‘I’m distrustful’: As government temporarily reopens, Native communities try to recover

Calls for mandatory Indian Health Service funding grow.

A view of Capitol Hill while the US government prepares for a temporary three-week reopening January 27, 2019 in Washington, DC. (Credit: BRENDAN SMIALOWSKI/AFP/Getty Images)
A view of Capitol Hill while the US government prepares for a temporary three-week reopening January 27, 2019 in Washington, DC. (Credit: BRENDAN SMIALOWSKI/AFP/Getty Images)

With the federal government reopened for now, the impacts of the last month are slowly beginning to reveal themselves. What’s known so far is that the longest-ever partial government shutdown cost the U.S. economy $3 billion and created a massive Internal Revenue Service backlog in the midst of tax season.

Native communities too are trying to assess the damage done, as they depend on a wide range of federal services due to U.S. treaty obligations. Given that the government is only slated to be open for the next three weeks, with the president already calling for another shutdown to get funding for his border wall, these communities feel wary.

“I’m distrustful,” said Kerry Hawk Lessard, executive director or Native American Lifelines, an Indian Health Service (IHS) contractor.

“When we know for sure that the government is open for more than three weeks, then we can do some planning and breathe a sigh of relief. But knowing the government is open for three weeks, it is not responsible to obligate money and make plans,” she told ThinkProgress by phone.


This means the Baltimore-based nonprofit, which dispenses a variety of health services to Native Americans, isn’t providing as much assistance as it had before the shutdown. While it’s resuming payments for chronic health care treatments, like those for diabetes or high blood pressure, Native American LifeLines is unable to offer eviction prevention support or pay for gas or electric bills (and it’s well-documented that housing affects health). When the government reopened on Friday, the group was able to pay for all its missed purchase of payer requests, except housing-assistance payments.

The group’s dental care services are still pared down, but mental health services that halted have continued. The shutdown also means that Native American Lifelines’ hiring freeze is still ongoing even though it has three open positions.

“We’re trying to be very conservative until we know for sure… We just don’t want to be in a position where we face layoffs again,” said Lessard.

Uncertainty continues for IHS providers as well.

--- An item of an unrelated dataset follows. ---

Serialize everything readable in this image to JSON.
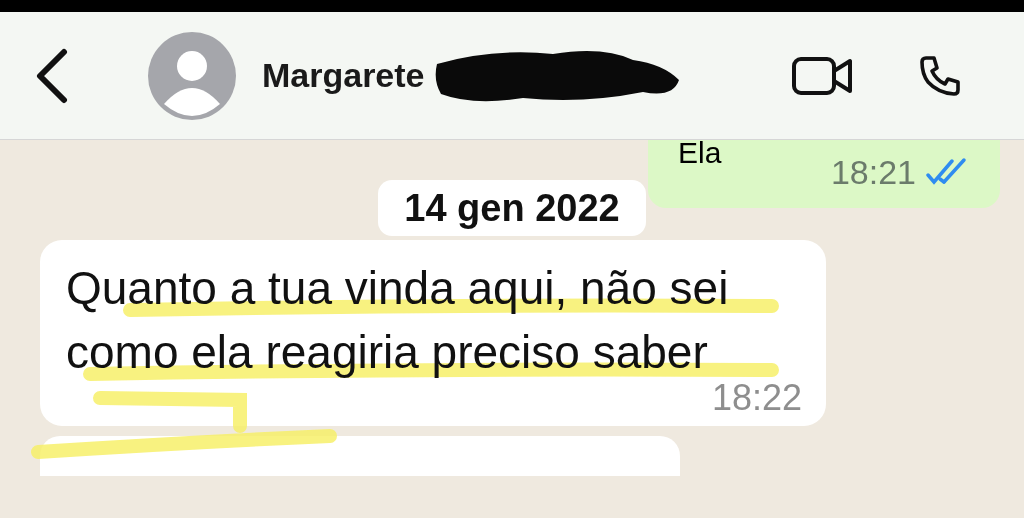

It hasn’t been made clear to IHS medical providers who worked while the agency was unfunded when they’ll be paid back, as there’s been minimal communication from headquarters to clinics across the country, said Aaron Payment, chairman of the Sault Ste. Marie Tribe and board member of the National Congress of American Indians.


“They have mortgages — they had to take out loans in order to be able to make their payments,” he told ThinkProgress, referring to two of his tribal members who are health directors for IHS clinics in Michigan.

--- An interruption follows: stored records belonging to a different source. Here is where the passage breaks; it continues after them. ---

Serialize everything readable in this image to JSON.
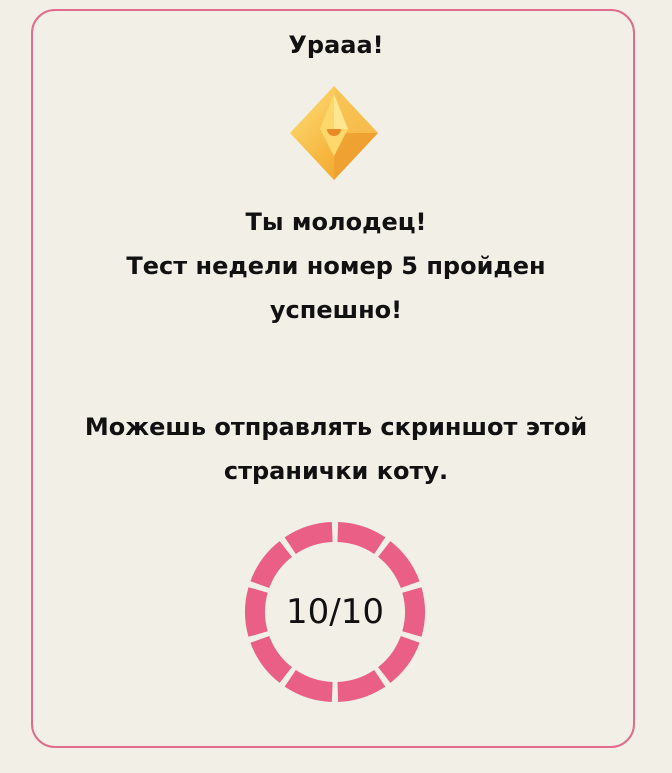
{
  "result_card": {
    "title": "Урааа!",
    "crystal_icon": "plumbob-crystal-icon",
    "congrats_lines": [
      "Ты молодец!",
      "Тест недели номер 5 пройден",
      "успешно!"
    ],
    "instruction_lines": [
      "Можешь отправлять скриншот этой",
      "странички коту."
    ],
    "score": {
      "label": "10/10",
      "correct": 10,
      "total": 10
    }
  },
  "colors": {
    "background": "#f2efe7",
    "accent": "#ea5f85",
    "card_border": "#e06b8c",
    "crystal": "#f6b43d",
    "text": "#111111"
  }
}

“They are happy that it’s reopened and that they are going to get their next paycheck. But there’s a lot of continuing distrust and fear in Indian tribes. Indian people had the experience of the trail of broken treaties, and so there’s already a level of distrust of the federal government.” 

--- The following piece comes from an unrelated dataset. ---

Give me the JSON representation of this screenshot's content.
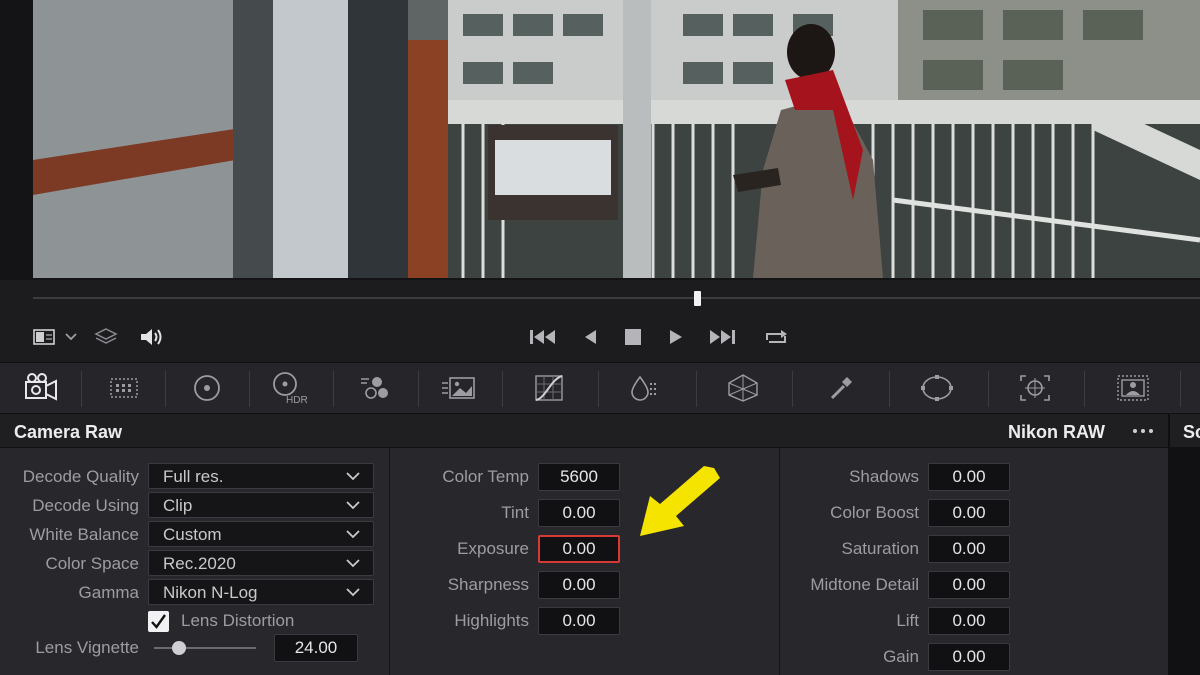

Both Lessard and Payment stressed that the way the federal government can earn the trust of native communities is by passing legislation to exempt tribes from shutdowns (and sequestration) by making funding mandatory and appropriated in advance. There’s existing legislation to do this, but the question is whether there’s appetite to pass it in Congress.

Payment also said many tribal leaders worry that President Donald Trump could target their funding in the future, as he’s proven himself “vindictive and vengeful.” At a tribal meeting last week, he asked leaders to “gather input on impacts of tribes and a lot of tribal leaders are reluctant to share it because they’re worried,” adding that “they’re fearful that the administration is going to punish them.”

For this and countless other reasons, mandatory funding is essential. It’s particularly important because, as Payment put it, “we don’t want to lose medical staff.” If this is a reoccurring problem — perhaps in three weeks — the fear is providers will look for other employment opportunities. IHS providers aren’t paid as well as others, so interrupted payments just exacerbate an existing issue, said Payment.

“It seems like a month of our lives was lost and we’ll never get it back,” he said.